### Exercise details
All entries shown below must be given again word for word.

### Source information
----------------

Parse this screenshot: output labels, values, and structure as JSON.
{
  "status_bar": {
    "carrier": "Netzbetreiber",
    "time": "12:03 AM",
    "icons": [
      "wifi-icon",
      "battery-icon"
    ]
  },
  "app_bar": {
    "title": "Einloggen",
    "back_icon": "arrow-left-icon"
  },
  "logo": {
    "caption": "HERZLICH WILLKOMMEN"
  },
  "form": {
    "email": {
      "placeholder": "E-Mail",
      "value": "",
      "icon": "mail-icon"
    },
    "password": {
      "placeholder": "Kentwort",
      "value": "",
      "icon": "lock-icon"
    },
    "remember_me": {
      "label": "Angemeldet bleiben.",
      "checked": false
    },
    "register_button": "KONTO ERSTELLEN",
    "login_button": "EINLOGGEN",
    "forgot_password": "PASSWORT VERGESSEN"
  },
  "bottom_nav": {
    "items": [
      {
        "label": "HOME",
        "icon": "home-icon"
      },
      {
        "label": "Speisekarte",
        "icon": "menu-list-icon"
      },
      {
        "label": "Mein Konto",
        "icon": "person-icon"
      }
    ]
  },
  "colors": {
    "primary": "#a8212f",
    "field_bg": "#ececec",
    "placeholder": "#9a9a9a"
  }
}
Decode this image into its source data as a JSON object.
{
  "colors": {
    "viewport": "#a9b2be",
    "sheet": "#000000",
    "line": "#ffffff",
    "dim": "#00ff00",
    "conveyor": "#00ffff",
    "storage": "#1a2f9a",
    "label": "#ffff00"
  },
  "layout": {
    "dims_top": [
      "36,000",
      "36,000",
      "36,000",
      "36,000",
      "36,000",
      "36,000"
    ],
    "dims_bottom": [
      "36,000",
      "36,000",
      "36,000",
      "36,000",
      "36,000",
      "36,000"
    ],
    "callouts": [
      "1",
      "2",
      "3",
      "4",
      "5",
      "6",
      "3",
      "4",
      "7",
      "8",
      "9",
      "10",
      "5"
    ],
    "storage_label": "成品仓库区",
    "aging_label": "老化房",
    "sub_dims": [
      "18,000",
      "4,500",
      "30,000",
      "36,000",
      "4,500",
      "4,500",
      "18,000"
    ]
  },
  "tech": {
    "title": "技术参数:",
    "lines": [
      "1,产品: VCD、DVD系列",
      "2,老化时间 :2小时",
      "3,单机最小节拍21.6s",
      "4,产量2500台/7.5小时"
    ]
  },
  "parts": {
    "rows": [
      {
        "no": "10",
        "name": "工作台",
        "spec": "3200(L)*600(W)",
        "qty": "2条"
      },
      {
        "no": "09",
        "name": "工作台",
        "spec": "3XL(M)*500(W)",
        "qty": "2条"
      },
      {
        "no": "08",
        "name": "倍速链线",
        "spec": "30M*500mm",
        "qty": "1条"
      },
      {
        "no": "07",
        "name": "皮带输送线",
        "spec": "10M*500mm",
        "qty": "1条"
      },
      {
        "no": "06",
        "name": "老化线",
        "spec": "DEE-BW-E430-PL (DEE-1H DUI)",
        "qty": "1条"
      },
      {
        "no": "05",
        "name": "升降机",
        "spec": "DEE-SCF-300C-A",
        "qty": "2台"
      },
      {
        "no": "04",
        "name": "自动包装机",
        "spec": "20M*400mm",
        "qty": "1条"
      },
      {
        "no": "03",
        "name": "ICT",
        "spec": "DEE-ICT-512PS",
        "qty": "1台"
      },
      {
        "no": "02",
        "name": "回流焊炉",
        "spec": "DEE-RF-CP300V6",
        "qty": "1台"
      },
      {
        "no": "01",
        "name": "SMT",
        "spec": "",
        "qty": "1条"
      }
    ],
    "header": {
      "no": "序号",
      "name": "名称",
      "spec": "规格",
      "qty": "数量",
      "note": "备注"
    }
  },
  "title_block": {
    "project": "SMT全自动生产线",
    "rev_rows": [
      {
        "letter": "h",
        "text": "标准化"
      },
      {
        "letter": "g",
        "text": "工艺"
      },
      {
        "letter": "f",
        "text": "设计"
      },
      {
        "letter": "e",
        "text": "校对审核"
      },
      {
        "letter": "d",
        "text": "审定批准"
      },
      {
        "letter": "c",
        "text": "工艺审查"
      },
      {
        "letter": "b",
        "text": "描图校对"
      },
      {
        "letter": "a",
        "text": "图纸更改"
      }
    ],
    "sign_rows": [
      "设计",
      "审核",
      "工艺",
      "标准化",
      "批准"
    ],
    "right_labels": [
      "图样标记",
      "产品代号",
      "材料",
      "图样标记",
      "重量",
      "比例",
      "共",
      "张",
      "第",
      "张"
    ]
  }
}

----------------

### Expected answer
Parse this screenshot: output labels, values, and structure as JSON.
{
  "status_bar": {
    "carrier": "Netzbetreiber",
    "time": "12:03 AM",
    "icons": [
      "wifi-icon",
      "battery-icon"
    ]
  },
  "app_bar": {
    "title": "Einloggen",
    "back_icon": "arrow-left-icon"
  },
  "logo": {
    "caption": "HERZLICH WILLKOMMEN"
  },
  "form": {
    "email": {
      "placeholder": "E-Mail",
      "value": "",
      "icon": "mail-icon"
    },
    "password": {
      "placeholder": "Kentwort",
      "value": "",
      "icon": "lock-icon"
    },
    "remember_me": {
      "label": "Angemeldet bleiben.",
      "checked": false
    },
    "register_button": "KONTO ERSTELLEN",
    "login_button": "EINLOGGEN",
    "forgot_password": "PASSWORT VERGESSEN"
  },
  "bottom_nav": {
    "items": [
      {
        "label": "HOME",
        "icon": "home-icon"
      },
      {
        "label": "Speisekarte",
        "icon": "menu-list-icon"
      },
      {
        "label": "Mein Konto",
        "icon": "person-icon"
      }
    ]
  },
  "colors": {
    "primary": "#a8212f",
    "field_bg": "#ececec",
    "placeholder": "#9a9a9a"
  }
}
Decode this image into its source data as a JSON object.
{
  "colors": {
    "viewport": "#a9b2be",
    "sheet": "#000000",
    "line": "#ffffff",
    "dim": "#00ff00",
    "conveyor": "#00ffff",
    "storage": "#1a2f9a",
    "label": "#ffff00"
  },
  "layout": {
    "dims_top": [
      "36,000",
      "36,000",
      "36,000",
      "36,000",
      "36,000",
      "36,000"
    ],
    "dims_bottom": [
      "36,000",
      "36,000",
      "36,000",
      "36,000",
      "36,000",
      "36,000"
    ],
    "callouts": [
      "1",
      "2",
      "3",
      "4",
      "5",
      "6",
      "3",
      "4",
      "7",
      "8",
      "9",
      "10",
      "5"
    ],
    "storage_label": "成品仓库区",
    "aging_label": "老化房",
    "sub_dims": [
      "18,000",
      "4,500",
      "30,000",
      "36,000",
      "4,500",
      "4,500",
      "18,000"
    ]
  },
  "tech": {
    "title": "技术参数:",
    "lines": [
      "1,产品: VCD、DVD系列",
      "2,老化时间 :2小时",
      "3,单机最小节拍21.6s",
      "4,产量2500台/7.5小时"
    ]
  },
  "parts": {
    "rows": [
      {
        "no": "10",
        "name": "工作台",
        "spec": "3200(L)*600(W)",
        "qty": "2条"
      },
      {
        "no": "09",
        "name": "工作台",
        "spec": "3XL(M)*500(W)",
        "qty": "2条"
      },
      {
        "no": "08",
        "name": "倍速链线",
        "spec": "30M*500mm",
        "qty": "1条"
      },
      {
        "no": "07",
        "name": "皮带输送线",
        "spec": "10M*500mm",
        "qty": "1条"
      },
      {
        "no": "06",
        "name": "老化线",
        "spec": "DEE-BW-E430-PL (DEE-1H DUI)",
        "qty": "1条"
      },
      {
        "no": "05",
        "name": "升降机",
        "spec": "DEE-SCF-300C-A",
        "qty": "2台"
      },
      {
        "no": "04",
        "name": "自动包装机",
        "spec": "20M*400mm",
        "qty": "1条"
      },
      {
        "no": "03",
        "name": "ICT",
        "spec": "DEE-ICT-512PS",
        "qty": "1台"
      },
      {
        "no": "02",
        "name": "回流焊炉",
        "spec": "DEE-RF-CP300V6",
        "qty": "1台"
      },
      {
        "no": "01",
        "name": "SMT",
        "spec": "",
        "qty": "1条"
      }
    ],
    "header": {
      "no": "序号",
      "name": "名称",
      "spec": "规格",
      "qty": "数量",
      "note": "备注"
    }
  },
  "title_block": {
    "project": "SMT全自动生产线",
    "rev_rows": [
      {
        "letter": "h",
        "text": "标准化"
      },
      {
        "letter": "g",
        "text": "工艺"
      },
      {
        "letter": "f",
        "text": "设计"
      },
      {
        "letter": "e",
        "text": "校对审核"
      },
      {
        "letter": "d",
        "text": "审定批准"
      },
      {
        "letter": "c",
        "text": "工艺审查"
      },
      {
        "letter": "b",
        "text": "描图校对"
      },
      {
        "letter": "a",
        "text": "图纸更改"
      }
    ],
    "sign_rows": [
      "设计",
      "审核",
      "工艺",
      "标准化",
      "批准"
    ],
    "right_labels": [
      "图样标记",
      "产品代号",
      "材料",
      "图样标记",
      "重量",
      "比例",
      "共",
      "张",
      "第",
      "张"
    ]
  }
}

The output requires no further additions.